Impact of tourism[edit]

Tourists at Al-Khazneh, at night

In 1812, the city of Petra and Al-Khazneh was rediscovered by Swiss explorer Johann Ludwig Burckhardt. As Western Europe continued to explore the Middle East, tourism became more common, and by the 1920s, a small hotel had opened near Petra. While Petra was not as popular as larger, more central cities like Cairo, tourism started to change the economy and social structure of the Bedouin people who lived nearby.[4]

Tourism is now the main source of income in Jordan.[5] Hotels, souvenir shops, restaurants and horse rental services are all found within a few-mile radius of Petra itself. While the economic effects have been largely positive, the site faces threats from the increased tourism.

Humidity from large crowds of people visiting the site can cause damage to the dry sandstone. White spots have appeared on walls and columns from stearic acid deposition due to hands resting against the walls. The Khazneh surface itself has receded by 40 mm in less than ten years from touching, leaning, or rubbing on the walls.[5]

In popular culture[edit]

The Treasury has appeared in many Hollywood films, gaining particular fame after being featured in climactic scenes in the 1989 film Indiana Jones and the Last Crusade, in which its facade is represented as the entrance to the final resting place of the Holy Grail near Hatay. The interior scenes of the temple were filmed at Elstree Studios in England.

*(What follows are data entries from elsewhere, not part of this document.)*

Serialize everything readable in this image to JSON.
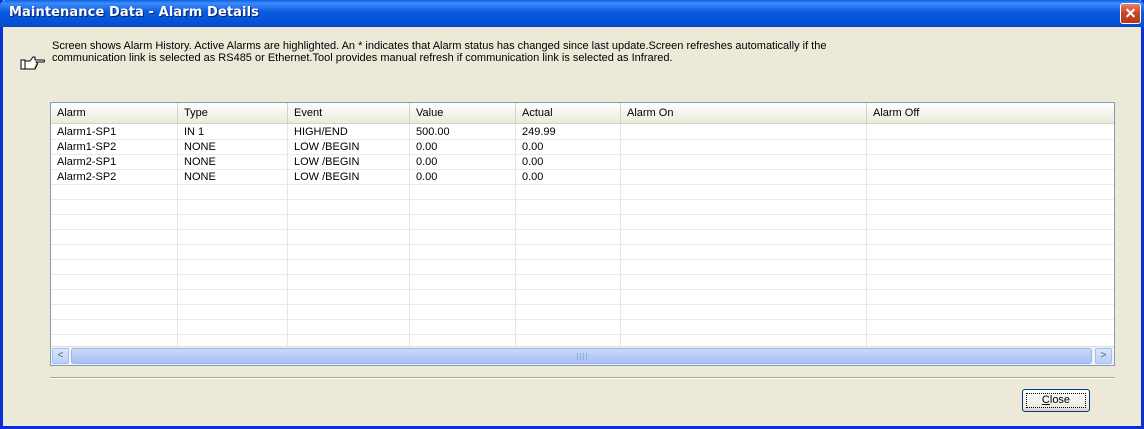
{
  "window": {
    "title": "Maintenance Data - Alarm Details"
  },
  "info": {
    "icon": "pointing-hand-icon",
    "text": "Screen shows Alarm History.  Active Alarms are highlighted. An * indicates that Alarm status has changed since last update.Screen refreshes automatically if the communication link is selected as RS485 or Ethernet.Tool provides manual refresh if communication link is selected as Infrared."
  },
  "table": {
    "columns": [
      "Alarm",
      "Type",
      "Event",
      "Value",
      "Actual",
      "Alarm On",
      "Alarm Off"
    ],
    "rows": [
      [
        "Alarm1-SP1",
        "IN 1",
        "HIGH/END",
        "500.00",
        "249.99",
        "",
        ""
      ],
      [
        "Alarm1-SP2",
        "NONE",
        "LOW /BEGIN",
        "0.00",
        "0.00",
        "",
        ""
      ],
      [
        "Alarm2-SP1",
        "NONE",
        "LOW /BEGIN",
        "0.00",
        "0.00",
        "",
        ""
      ],
      [
        "Alarm2-SP2",
        "NONE",
        "LOW /BEGIN",
        "0.00",
        "0.00",
        "",
        ""
      ]
    ]
  },
  "scrollbar": {
    "left_arrow": "<",
    "right_arrow": ">"
  },
  "buttons": {
    "close_label_mnemonic": "C",
    "close_label_rest": "lose"
  },
  "colors": {
    "titlebar": "#0A5AE0",
    "window_bg": "#ECE9D8",
    "close_x": "#C94225"
  }
}
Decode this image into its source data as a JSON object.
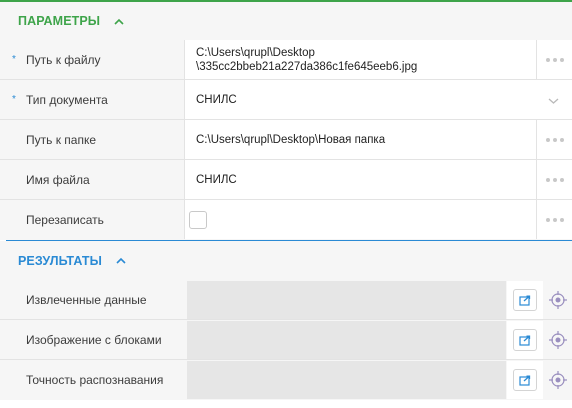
{
  "params": {
    "title": "ПАРАМЕТРЫ",
    "rows": [
      {
        "label": "Путь к файлу",
        "required": "*",
        "value_line1": "C:\\Users\\qrupl\\Desktop",
        "value_line2": "\\335cc2bbeb21a227da386c1fe645eeb6.jpg"
      },
      {
        "label": "Тип документа",
        "required": "*",
        "value": "СНИЛС"
      },
      {
        "label": "Путь к папке",
        "value": "C:\\Users\\qrupl\\Desktop\\Новая папка"
      },
      {
        "label": "Имя файла",
        "value": "СНИЛС"
      },
      {
        "label": "Перезаписать",
        "checked": false
      }
    ]
  },
  "results": {
    "title": "РЕЗУЛЬТАТЫ",
    "rows": [
      {
        "label": "Извлеченные данные"
      },
      {
        "label": "Изображение с блоками"
      },
      {
        "label": "Точность распознавания"
      }
    ]
  },
  "colors": {
    "params_accent": "#3ea44a",
    "results_accent": "#2a8ad4",
    "required_mark": "#2a8ad4",
    "row_bg": "#f6f6f6",
    "field_bg": "#ffffff",
    "result_field_bg": "#e6e6e6"
  },
  "icons": {
    "collapse": "chevron-up-icon",
    "select": "chevron-down-icon",
    "more": "ellipsis-icon",
    "open": "open-external-icon",
    "target": "crosshair-target-icon"
  }
}
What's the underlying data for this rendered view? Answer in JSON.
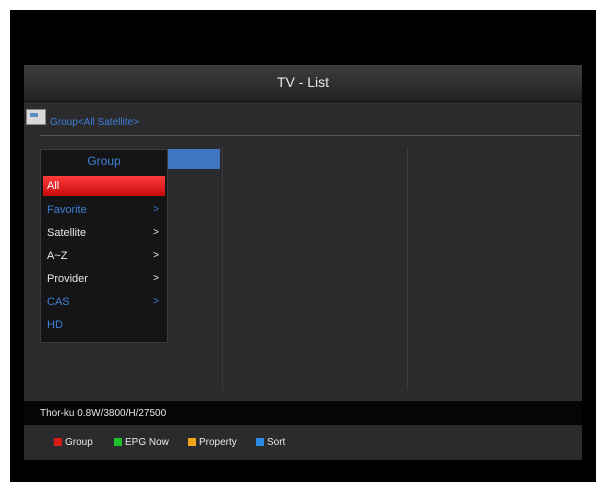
{
  "window": {
    "title": "TV - List"
  },
  "group_path": "Group<All Satellite>",
  "group_panel": {
    "title": "Group",
    "items": [
      {
        "label": "All",
        "arrow": "",
        "state": "selected"
      },
      {
        "label": "Favorite",
        "arrow": ">",
        "state": "dim"
      },
      {
        "label": "Satellite",
        "arrow": ">",
        "state": "normal"
      },
      {
        "label": "A~Z",
        "arrow": ">",
        "state": "normal"
      },
      {
        "label": "Provider",
        "arrow": ">",
        "state": "normal"
      },
      {
        "label": "CAS",
        "arrow": ">",
        "state": "dim"
      },
      {
        "label": "HD",
        "arrow": "",
        "state": "dim"
      }
    ]
  },
  "status": {
    "transponder": "Thor-ku 0.8W/3800/H/27500"
  },
  "footer": {
    "keys": [
      {
        "label": "Group",
        "color": "#d81b1b"
      },
      {
        "label": "EPG Now",
        "color": "#1fbf2a"
      },
      {
        "label": "Property",
        "color": "#f2a51a"
      },
      {
        "label": "Sort",
        "color": "#2a8be2"
      }
    ]
  },
  "colors": {
    "accent_blue": "#3e7fd6",
    "selection_red": "#e01212",
    "panel_bg": "#2b2b2d"
  }
}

PBS's Nova Special Lost City of Stone and Ancient Megastructures: Petra, television series from PBS and National, were dedicated to the Khazneh, and the theories of Nabatean construction techniques and engineering.

The Treasury is also depicted in Hergé's The Red Sea Sharks, one of the Adventures of Tintin, Sinbad and the Eye of the Tiger, Sky 1 travel series An Idiot Abroad, The Sisters of Mercy 1988 music video for "Dominion", the history series The Naked Archeologist, the Korean drama Misaeng, the video game Overwatch, and Mortal Kombat: Annihilation. In the 2007 video game Assassin's Creed, the relief where Altaïr Ibn-La'Ahad confronts Robert de Sable in the Jerusalem Vault is modeled after The Treasury.

3D model with laser scanning[edit]

Detail of the façade

The Treasury was spatially documented in 2012 by the non-profit research group Zamani Project, which specialises in 3D digital documentation of tangible cultural heritage. A 3D model can be viewed at[6] The data generated by the Zamani Project create a permanent record that can be used for research, education, restoration, and conservation.[7][8][9][10]

See also[edit]


  1. ^ a b c Aretas, I. "Petra: History, Myth, and Earthquakes" (PDF). pp. 2–3. Archived from the original (PDF) on 28 December 2004. Retrieved 23 December 2009.
  2. ^ "Jordan - Touristic Sites - South of Amman". Archived from the original on 13 May 2008. Retrieved 2008-05-28.
  3. ^ "Petra Map & Monuments". Archived from the original on 4 January 2010. Retrieved 23 December 2009. Its elaborately carved facade is alive with a cast of Nabataean deities and mythological characters ... All are funerary symbols.
  4. ^ Shoup, John (Spring 1985). "The Impact of Tourism on the Bedouin of Petra". Middle East Journal. 39 (2): 277–291. JSTOR 4327067.
  5. ^ a b Mustafa, Mairna Hussein; Tayeh, Sultan N. Abu (2011). "The Impacts of Tourism Development on the Archaeological Site of Petra and Local Communities in Surrounding Villages". Asian Social Science. 7 (8). doi:10.5539/ass.v7n8p88.
  6. ^ here
  7. ^ Rüther, Heinz. "An African heritage database, the virtual preservation of Africa's past" (PDF).
  8. ^ Rajan, Rahim S.; Rüther, Heinz (2007-05-30). "Building a Digital Library of Scholarly Resources from the Developing World: An Introduction to Aluka". African Arts. 40 (2): 1–7. doi:10.1162/afar.2007.40.2.1. ISSN 0001-9933. S2CID 57558501.
  9. ^ Rüther, Heinz; Rajan, Rahim S. (December 2007). "Documenting African Sites: The Aluka Project". Journal of the Society of Architectural Historians. University of California Press. 66 (4): 437–443. doi:10.1525/jsah.2007.66.4.437. JSTOR 10.1525/jsah.2007.66.4.437.
  10. ^ "Site - Petra". Retrieved 2019-10-28.

Coordinates: 30°19′21″N 35°27′06″E / 30.32245°N 35.451617°E / 30.32245; 35.451617

External links[edit]

Media related to Al Khazneh at Wikimedia Commons